### WHAT YOU WILL DO
With pictures left out, set down exactly the lines that begin at the one containing "Transcribe this image's" and end with the last line of the entries below.

--- LISTED RECORDS ---

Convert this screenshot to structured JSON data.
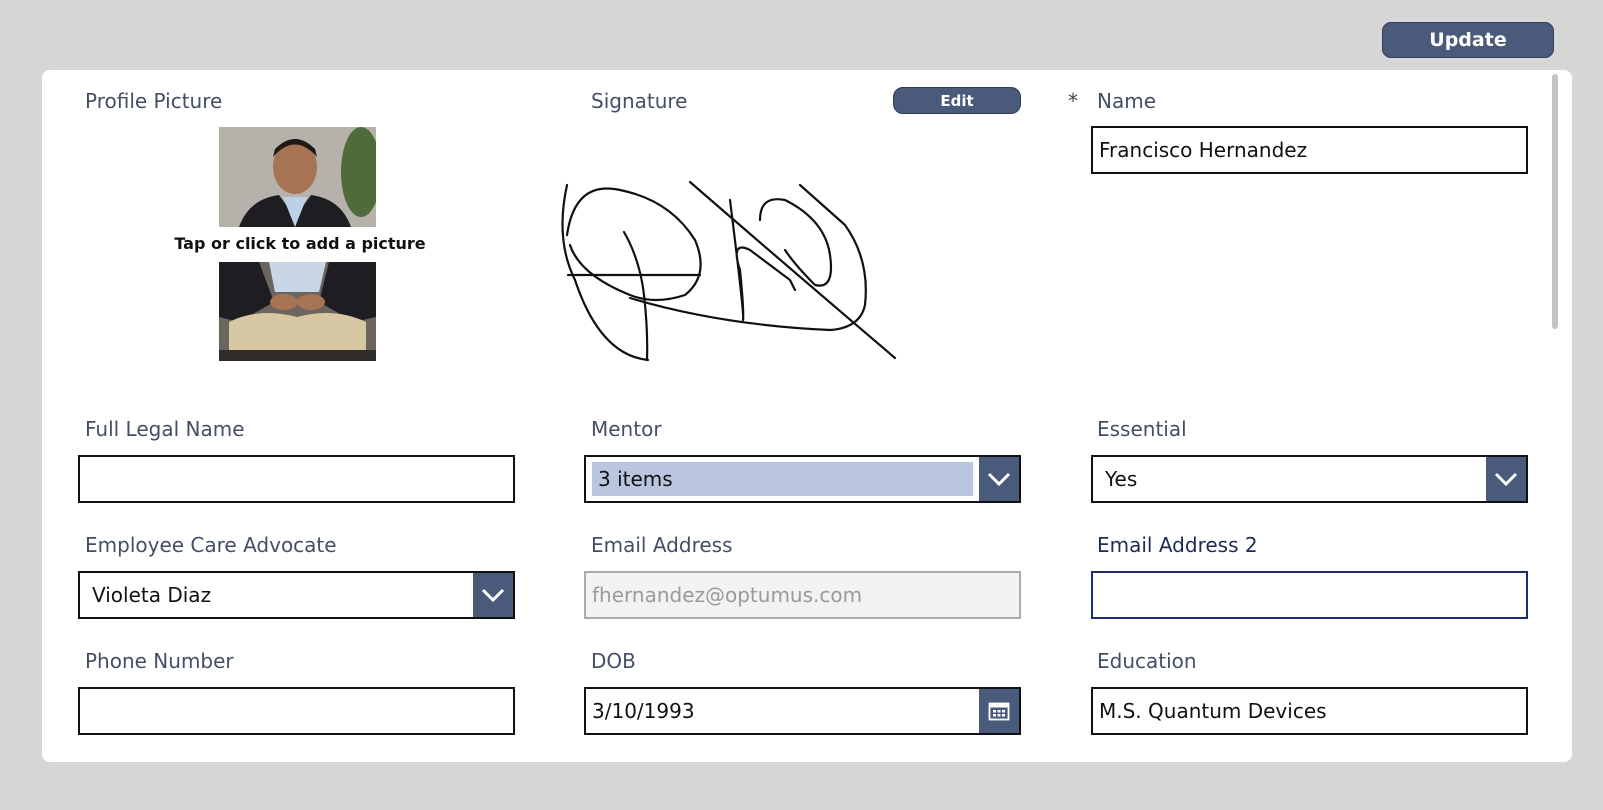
{
  "toolbar": {
    "update_label": "Update"
  },
  "profile": {
    "label": "Profile Picture",
    "hint": "Tap or click to add a picture"
  },
  "signature": {
    "label": "Signature",
    "edit_label": "Edit"
  },
  "name": {
    "required_marker": "*",
    "label": "Name",
    "value": "Francisco Hernandez"
  },
  "full_legal_name": {
    "label": "Full Legal Name",
    "value": ""
  },
  "mentor": {
    "label": "Mentor",
    "value": "3 items"
  },
  "essential": {
    "label": "Essential",
    "value": "Yes"
  },
  "care_advocate": {
    "label": "Employee Care Advocate",
    "value": "Violeta Diaz"
  },
  "email": {
    "label": "Email Address",
    "value": "fhernandez@optumus.com"
  },
  "email2": {
    "label": "Email Address 2",
    "value": ""
  },
  "phone": {
    "label": "Phone Number",
    "value": ""
  },
  "dob": {
    "label": "DOB",
    "value": "3/10/1993"
  },
  "education": {
    "label": "Education",
    "value": "M.S. Quantum Devices"
  },
  "colors": {
    "accent": "#4a5a7a",
    "chip": "#bac6e0",
    "focus": "#1d2a6e",
    "background": "#d6d6d6"
  },
  "icons": [
    "chevron-down-icon",
    "calendar-icon"
  ]
}
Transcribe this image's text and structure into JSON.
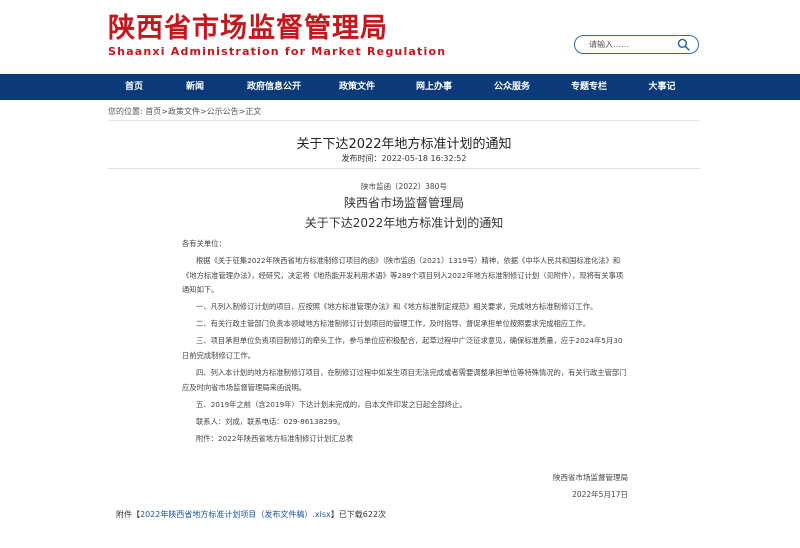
{
  "header": {
    "logo_cn": "陕西省市场监督管理局",
    "logo_en": "Shaanxi Administration for Market Regulation",
    "search_placeholder": "请输入……",
    "search_icon": "search-icon"
  },
  "nav": {
    "items": [
      "首页",
      "新闻",
      "政府信息公开",
      "政策文件",
      "网上办事",
      "公众服务",
      "专题专栏",
      "大事记"
    ]
  },
  "breadcrumb": {
    "prefix": "您的位置:",
    "items": [
      "首页",
      "政策文件",
      "公示公告",
      "正文"
    ],
    "separator": ">"
  },
  "article": {
    "title": "关于下达2022年地方标准计划的通知",
    "pubtime": "发布时间：2022-05-18 16:32:52",
    "doc_no": "陕市监函〔2022〕380号",
    "org": "陕西省市场监督管理局",
    "subtitle": "关于下达2022年地方标准计划的通知",
    "salutation": "各有关单位：",
    "paragraphs": [
      "根据《关于征集2022年陕西省地方标准制修订项目的函》（陕市监函〔2021〕1319号）精神，依据《中华人民共和国标准化法》和《地方标准管理办法》，经研究，决定将《地热能开发利用术语》等289个项目列入2022年地方标准制修订计划（见附件），现将有关事项通知如下。",
      "一、凡列入制修订计划的项目，应按照《地方标准管理办法》和《地方标准制定规范》相关要求，完成地方标准制修订工作。",
      "二、有关行政主管部门负责本领域地方标准制修订计划项目的管理工作，及时指导、督促承担单位按照要求完成相应工作。",
      "三、项目承担单位负责项目制修订的牵头工作，参与单位应积极配合，起草过程中广泛征求意见，确保标准质量，应于2024年5月30日前完成制修订工作。",
      "四、列入本计划的地方标准制修订项目，在制修订过程中如发生项目无法完成或者需要调整承担单位等特殊情况的，有关行政主管部门应及时向省市场监督管理局来函说明。",
      "五、2019年之前（含2019年）下达计划未完成的，自本文件印发之日起全部终止。",
      "联系人：刘成，联系电话：029-86138299。",
      "附件：2022年陕西省地方标准制修订计划汇总表"
    ],
    "sign_org": "陕西省市场监督管理局",
    "sign_date": "2022年5月17日"
  },
  "attachment": {
    "prefix": "附件【",
    "link": "2022年陕西省地方标准计划项目（发布文件稿）.xlsx",
    "suffix": "】已下载622次"
  }
}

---

### RESULT FOR THIS EXERCISE
Transcribe this image's text and structure into JSON.
{
  "header": {
    "logo_cn": "陕西省市场监督管理局",
    "logo_en": "Shaanxi Administration for Market Regulation",
    "search_placeholder": "请输入……",
    "search_icon": "search-icon"
  },
  "nav": {
    "items": [
      "首页",
      "新闻",
      "政府信息公开",
      "政策文件",
      "网上办事",
      "公众服务",
      "专题专栏",
      "大事记"
    ]
  },
  "breadcrumb": {
    "prefix": "您的位置:",
    "items": [
      "首页",
      "政策文件",
      "公示公告",
      "正文"
    ],
    "separator": ">"
  },
  "article": {
    "title": "关于下达2022年地方标准计划的通知",
    "pubtime": "发布时间：2022-05-18 16:32:52",
    "doc_no": "陕市监函〔2022〕380号",
    "org": "陕西省市场监督管理局",
    "subtitle": "关于下达2022年地方标准计划的通知",
    "salutation": "各有关单位：",
    "paragraphs": [
      "根据《关于征集2022年陕西省地方标准制修订项目的函》（陕市监函〔2021〕1319号）精神，依据《中华人民共和国标准化法》和《地方标准管理办法》，经研究，决定将《地热能开发利用术语》等289个项目列入2022年地方标准制修订计划（见附件），现将有关事项通知如下。",
      "一、凡列入制修订计划的项目，应按照《地方标准管理办法》和《地方标准制定规范》相关要求，完成地方标准制修订工作。",
      "二、有关行政主管部门负责本领域地方标准制修订计划项目的管理工作，及时指导、督促承担单位按照要求完成相应工作。",
      "三、项目承担单位负责项目制修订的牵头工作，参与单位应积极配合，起草过程中广泛征求意见，确保标准质量，应于2024年5月30日前完成制修订工作。",
      "四、列入本计划的地方标准制修订项目，在制修订过程中如发生项目无法完成或者需要调整承担单位等特殊情况的，有关行政主管部门应及时向省市场监督管理局来函说明。",
      "五、2019年之前（含2019年）下达计划未完成的，自本文件印发之日起全部终止。",
      "联系人：刘成，联系电话：029-86138299。",
      "附件：2022年陕西省地方标准制修订计划汇总表"
    ],
    "sign_org": "陕西省市场监督管理局",
    "sign_date": "2022年5月17日"
  },
  "attachment": {
    "prefix": "附件【",
    "link": "2022年陕西省地方标准计划项目（发布文件稿）.xlsx",
    "suffix": "】已下载622次"
  }
}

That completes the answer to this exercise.